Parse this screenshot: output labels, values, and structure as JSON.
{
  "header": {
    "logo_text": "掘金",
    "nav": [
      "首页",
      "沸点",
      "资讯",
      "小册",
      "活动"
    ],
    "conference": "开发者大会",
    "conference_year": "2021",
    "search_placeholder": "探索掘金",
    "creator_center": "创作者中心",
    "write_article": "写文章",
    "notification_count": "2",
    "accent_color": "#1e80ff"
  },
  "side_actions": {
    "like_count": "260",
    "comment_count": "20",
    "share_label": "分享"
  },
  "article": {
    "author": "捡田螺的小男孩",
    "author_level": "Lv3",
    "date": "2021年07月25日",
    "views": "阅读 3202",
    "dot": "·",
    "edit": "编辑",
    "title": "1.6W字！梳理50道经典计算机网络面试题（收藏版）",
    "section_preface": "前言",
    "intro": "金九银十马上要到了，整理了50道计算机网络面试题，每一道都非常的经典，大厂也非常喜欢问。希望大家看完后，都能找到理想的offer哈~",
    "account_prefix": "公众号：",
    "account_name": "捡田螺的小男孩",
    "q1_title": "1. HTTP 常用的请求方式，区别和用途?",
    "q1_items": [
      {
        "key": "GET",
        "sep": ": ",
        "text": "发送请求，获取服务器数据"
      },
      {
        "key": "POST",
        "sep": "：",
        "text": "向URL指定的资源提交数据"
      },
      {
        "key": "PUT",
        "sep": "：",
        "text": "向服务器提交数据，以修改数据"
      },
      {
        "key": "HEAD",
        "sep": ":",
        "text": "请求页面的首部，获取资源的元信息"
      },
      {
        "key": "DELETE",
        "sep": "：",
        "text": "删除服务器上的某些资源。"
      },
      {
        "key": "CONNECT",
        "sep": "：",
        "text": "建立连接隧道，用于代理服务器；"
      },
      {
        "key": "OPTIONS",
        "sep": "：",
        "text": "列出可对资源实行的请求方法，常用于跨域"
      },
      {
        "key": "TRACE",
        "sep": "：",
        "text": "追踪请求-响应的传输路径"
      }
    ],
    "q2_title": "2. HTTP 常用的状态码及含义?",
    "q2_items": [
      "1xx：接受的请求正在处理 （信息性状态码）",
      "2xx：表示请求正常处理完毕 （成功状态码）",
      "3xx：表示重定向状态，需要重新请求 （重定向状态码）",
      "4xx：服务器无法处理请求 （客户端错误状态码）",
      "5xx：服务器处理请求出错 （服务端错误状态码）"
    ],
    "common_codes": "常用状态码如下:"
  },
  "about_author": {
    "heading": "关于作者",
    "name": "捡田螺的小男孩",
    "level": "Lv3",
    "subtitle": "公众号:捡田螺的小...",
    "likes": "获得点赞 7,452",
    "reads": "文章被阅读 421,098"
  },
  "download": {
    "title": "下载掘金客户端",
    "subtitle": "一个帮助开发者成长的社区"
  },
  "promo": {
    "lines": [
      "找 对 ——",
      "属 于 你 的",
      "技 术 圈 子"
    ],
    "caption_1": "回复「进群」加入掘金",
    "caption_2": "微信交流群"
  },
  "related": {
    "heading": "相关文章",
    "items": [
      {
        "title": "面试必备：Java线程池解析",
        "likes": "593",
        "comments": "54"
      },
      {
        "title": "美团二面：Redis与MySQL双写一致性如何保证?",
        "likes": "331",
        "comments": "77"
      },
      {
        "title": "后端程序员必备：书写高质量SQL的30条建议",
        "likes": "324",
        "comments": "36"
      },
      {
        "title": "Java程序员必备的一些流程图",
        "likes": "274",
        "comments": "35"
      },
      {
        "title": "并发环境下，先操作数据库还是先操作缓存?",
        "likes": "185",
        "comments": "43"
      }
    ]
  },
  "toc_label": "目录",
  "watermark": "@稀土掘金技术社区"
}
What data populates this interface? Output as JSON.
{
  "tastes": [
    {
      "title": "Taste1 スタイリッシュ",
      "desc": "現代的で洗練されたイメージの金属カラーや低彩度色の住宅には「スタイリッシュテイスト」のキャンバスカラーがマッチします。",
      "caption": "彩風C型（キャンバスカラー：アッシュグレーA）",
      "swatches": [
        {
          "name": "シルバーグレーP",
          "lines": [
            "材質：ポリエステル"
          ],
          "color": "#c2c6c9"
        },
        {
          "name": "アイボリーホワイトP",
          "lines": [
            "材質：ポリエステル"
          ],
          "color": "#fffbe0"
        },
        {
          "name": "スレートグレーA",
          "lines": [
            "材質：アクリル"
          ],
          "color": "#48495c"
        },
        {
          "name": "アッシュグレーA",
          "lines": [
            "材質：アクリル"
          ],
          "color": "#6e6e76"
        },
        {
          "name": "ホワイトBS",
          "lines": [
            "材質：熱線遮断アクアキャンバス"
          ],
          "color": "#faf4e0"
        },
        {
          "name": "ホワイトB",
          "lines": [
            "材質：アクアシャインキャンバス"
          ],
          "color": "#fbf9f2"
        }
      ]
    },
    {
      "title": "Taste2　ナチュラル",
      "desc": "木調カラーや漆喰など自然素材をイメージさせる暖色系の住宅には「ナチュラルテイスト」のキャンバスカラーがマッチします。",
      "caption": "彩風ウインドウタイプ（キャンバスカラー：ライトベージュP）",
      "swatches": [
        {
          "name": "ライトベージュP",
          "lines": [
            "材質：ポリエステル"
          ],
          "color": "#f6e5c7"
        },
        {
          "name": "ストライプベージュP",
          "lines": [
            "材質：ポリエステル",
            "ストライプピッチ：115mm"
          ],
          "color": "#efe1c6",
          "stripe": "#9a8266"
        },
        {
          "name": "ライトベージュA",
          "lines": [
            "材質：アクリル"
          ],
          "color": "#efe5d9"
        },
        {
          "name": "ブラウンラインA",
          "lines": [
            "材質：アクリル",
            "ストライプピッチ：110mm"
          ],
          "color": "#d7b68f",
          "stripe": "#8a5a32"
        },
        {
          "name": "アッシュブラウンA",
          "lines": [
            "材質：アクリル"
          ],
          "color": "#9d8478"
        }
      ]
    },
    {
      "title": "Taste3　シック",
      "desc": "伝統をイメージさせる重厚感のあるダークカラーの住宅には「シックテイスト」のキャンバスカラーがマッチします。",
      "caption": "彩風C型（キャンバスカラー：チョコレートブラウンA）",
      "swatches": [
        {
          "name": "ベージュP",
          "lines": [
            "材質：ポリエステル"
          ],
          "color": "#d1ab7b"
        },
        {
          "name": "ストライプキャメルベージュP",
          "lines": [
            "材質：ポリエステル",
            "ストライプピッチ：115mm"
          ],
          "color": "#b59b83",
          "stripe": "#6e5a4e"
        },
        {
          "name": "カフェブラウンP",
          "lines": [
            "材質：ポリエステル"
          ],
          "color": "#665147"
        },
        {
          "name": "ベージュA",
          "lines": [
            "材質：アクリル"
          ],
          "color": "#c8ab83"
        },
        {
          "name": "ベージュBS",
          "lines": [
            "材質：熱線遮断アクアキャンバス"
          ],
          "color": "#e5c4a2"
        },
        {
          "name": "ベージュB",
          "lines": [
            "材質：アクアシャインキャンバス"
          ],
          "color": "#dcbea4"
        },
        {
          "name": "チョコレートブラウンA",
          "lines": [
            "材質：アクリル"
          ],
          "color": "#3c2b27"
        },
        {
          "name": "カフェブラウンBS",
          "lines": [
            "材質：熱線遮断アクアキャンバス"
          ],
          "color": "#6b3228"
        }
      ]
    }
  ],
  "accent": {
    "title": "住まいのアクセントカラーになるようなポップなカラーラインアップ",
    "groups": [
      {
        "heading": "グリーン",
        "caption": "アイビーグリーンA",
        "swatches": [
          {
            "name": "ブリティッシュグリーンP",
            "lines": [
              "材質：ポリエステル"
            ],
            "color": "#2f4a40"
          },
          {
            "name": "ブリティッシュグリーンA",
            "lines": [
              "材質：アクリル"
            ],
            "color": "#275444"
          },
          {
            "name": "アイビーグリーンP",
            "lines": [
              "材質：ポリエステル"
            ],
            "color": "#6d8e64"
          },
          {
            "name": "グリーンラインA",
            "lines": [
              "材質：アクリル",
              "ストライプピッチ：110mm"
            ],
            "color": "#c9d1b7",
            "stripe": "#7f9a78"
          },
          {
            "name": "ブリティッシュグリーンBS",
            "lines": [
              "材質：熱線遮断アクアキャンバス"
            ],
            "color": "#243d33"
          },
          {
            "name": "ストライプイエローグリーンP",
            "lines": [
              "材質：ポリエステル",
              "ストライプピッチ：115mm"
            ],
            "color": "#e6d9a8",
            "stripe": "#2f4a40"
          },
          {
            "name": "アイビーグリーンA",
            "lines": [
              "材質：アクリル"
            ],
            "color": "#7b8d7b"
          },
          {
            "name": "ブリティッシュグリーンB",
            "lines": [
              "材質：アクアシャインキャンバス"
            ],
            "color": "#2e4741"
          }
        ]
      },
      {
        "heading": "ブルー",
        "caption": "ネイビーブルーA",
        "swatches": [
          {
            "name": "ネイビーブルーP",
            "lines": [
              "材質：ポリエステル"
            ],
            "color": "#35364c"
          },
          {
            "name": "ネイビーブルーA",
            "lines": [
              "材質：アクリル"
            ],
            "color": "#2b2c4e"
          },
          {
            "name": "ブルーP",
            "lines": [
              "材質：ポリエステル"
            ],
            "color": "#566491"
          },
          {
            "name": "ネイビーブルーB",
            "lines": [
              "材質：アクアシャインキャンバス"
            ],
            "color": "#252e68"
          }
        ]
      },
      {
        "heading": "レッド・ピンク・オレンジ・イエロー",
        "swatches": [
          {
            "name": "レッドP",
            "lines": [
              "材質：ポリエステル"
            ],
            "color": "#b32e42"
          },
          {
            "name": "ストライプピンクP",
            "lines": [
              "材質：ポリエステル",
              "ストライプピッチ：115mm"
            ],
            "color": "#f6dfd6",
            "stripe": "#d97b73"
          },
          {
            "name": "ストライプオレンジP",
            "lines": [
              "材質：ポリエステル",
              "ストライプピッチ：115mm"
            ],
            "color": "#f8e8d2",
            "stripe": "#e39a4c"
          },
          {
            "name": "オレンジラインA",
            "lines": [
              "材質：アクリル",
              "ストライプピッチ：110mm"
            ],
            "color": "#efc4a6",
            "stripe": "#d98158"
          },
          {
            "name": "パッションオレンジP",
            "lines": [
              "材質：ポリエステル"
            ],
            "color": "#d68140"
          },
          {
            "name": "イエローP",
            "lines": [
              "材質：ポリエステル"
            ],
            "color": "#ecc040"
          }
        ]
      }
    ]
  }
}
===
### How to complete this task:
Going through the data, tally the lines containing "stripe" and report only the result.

### Written response:
8